**ACTIVITY**
Return each line of the data below that contains the string "penanjakan".

Element data from apps and pages:
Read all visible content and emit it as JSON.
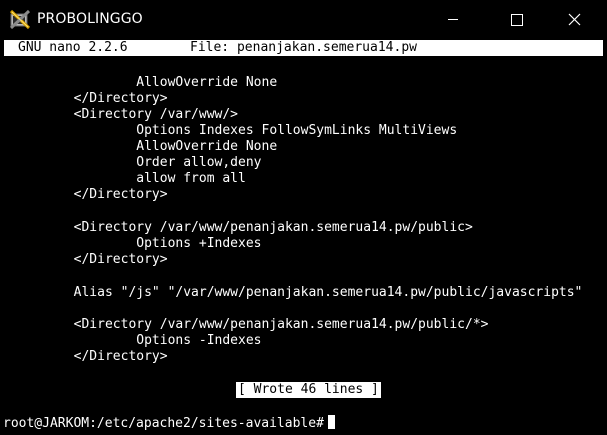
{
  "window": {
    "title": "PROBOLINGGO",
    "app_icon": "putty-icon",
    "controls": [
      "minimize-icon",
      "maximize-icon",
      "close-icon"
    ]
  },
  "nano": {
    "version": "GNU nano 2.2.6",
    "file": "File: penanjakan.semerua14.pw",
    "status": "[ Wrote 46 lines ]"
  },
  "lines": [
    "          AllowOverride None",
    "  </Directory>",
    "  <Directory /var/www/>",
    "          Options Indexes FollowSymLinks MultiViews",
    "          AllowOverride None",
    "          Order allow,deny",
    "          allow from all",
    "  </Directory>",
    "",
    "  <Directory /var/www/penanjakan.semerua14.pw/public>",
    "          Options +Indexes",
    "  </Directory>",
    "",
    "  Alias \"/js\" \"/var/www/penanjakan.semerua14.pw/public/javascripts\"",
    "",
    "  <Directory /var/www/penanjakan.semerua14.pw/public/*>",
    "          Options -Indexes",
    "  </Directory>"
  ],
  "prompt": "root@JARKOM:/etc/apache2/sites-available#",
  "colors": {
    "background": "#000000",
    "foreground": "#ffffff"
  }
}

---

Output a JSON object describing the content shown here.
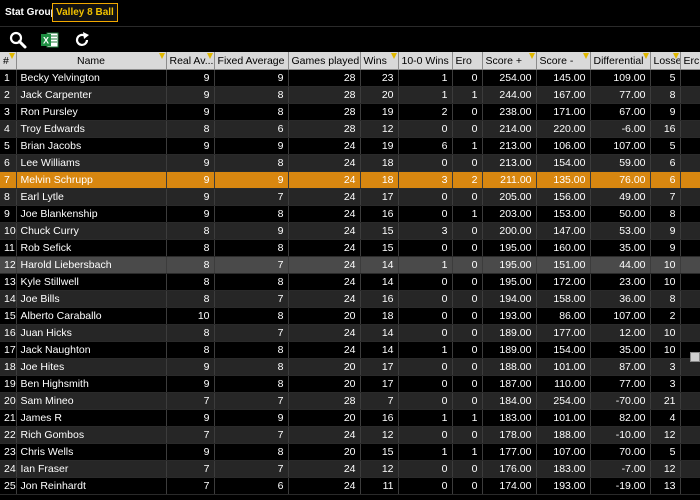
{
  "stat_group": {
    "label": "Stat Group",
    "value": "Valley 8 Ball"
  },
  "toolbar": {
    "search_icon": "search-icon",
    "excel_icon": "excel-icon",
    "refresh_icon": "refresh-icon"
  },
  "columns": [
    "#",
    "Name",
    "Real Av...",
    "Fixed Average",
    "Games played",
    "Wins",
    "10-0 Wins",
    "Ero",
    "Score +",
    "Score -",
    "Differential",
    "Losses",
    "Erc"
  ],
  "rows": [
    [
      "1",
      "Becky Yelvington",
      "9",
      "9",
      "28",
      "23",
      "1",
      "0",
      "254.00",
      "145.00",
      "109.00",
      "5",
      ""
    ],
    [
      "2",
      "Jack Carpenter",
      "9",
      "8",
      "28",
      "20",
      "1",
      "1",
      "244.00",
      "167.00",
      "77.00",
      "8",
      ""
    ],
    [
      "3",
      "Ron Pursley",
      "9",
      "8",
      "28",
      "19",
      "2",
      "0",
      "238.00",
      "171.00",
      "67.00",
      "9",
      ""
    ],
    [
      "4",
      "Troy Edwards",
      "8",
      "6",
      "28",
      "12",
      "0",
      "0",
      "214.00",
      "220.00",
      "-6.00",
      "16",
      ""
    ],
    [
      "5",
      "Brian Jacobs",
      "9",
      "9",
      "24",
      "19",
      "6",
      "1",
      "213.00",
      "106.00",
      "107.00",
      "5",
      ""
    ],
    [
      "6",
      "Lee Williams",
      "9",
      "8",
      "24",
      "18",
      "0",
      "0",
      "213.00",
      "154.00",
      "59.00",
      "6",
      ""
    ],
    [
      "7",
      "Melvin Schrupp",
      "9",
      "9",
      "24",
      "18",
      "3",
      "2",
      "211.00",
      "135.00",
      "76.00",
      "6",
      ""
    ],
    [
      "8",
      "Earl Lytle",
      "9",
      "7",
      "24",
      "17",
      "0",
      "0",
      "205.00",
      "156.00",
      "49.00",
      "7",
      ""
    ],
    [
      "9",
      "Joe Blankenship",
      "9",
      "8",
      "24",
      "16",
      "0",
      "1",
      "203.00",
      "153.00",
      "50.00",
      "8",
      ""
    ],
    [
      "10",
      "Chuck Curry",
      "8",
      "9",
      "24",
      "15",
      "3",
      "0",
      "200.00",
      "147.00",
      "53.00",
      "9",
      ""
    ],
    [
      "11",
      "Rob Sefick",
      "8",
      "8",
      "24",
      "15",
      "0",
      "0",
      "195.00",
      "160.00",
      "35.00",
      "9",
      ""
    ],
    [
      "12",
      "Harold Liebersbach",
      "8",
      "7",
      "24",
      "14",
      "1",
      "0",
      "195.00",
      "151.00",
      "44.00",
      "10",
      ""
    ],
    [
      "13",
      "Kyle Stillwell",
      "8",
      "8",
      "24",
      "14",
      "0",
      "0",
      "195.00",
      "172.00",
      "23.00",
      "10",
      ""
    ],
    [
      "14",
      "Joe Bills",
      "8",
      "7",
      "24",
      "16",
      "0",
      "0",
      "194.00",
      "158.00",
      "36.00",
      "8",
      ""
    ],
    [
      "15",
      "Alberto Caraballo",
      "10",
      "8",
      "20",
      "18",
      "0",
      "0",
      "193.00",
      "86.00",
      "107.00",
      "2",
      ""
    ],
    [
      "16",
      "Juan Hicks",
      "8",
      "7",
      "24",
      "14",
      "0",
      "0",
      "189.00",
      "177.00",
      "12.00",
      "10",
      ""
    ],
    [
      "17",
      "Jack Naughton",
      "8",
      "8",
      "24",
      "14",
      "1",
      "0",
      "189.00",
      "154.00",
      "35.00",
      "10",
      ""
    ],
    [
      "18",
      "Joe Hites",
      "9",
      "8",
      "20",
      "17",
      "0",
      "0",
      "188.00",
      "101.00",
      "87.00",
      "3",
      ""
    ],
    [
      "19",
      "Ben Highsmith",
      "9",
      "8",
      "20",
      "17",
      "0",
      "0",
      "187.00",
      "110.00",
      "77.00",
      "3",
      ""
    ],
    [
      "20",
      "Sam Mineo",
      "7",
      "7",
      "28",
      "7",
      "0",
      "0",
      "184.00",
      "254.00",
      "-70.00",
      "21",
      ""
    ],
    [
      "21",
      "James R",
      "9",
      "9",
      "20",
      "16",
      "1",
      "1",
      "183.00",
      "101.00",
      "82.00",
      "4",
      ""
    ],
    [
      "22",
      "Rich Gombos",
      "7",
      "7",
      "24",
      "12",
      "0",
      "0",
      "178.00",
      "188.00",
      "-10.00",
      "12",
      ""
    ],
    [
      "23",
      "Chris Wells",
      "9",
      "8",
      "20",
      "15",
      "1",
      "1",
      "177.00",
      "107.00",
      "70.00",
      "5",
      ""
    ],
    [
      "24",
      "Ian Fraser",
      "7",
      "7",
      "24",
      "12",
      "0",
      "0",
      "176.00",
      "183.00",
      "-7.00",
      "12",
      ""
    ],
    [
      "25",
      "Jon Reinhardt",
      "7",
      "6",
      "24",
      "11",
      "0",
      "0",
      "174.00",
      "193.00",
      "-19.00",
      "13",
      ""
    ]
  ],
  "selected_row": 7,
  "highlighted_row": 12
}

**RESULT OF THE TASK**
    "file": "File: penanjakan.semerua14.pw",
    "  <Directory /var/www/penanjakan.semerua14.pw/public>",
    "  Alias \"/js\" \"/var/www/penanjakan.semerua14.pw/public/javascripts\"",
    "  <Directory /var/www/penanjakan.semerua14.pw/public/*>",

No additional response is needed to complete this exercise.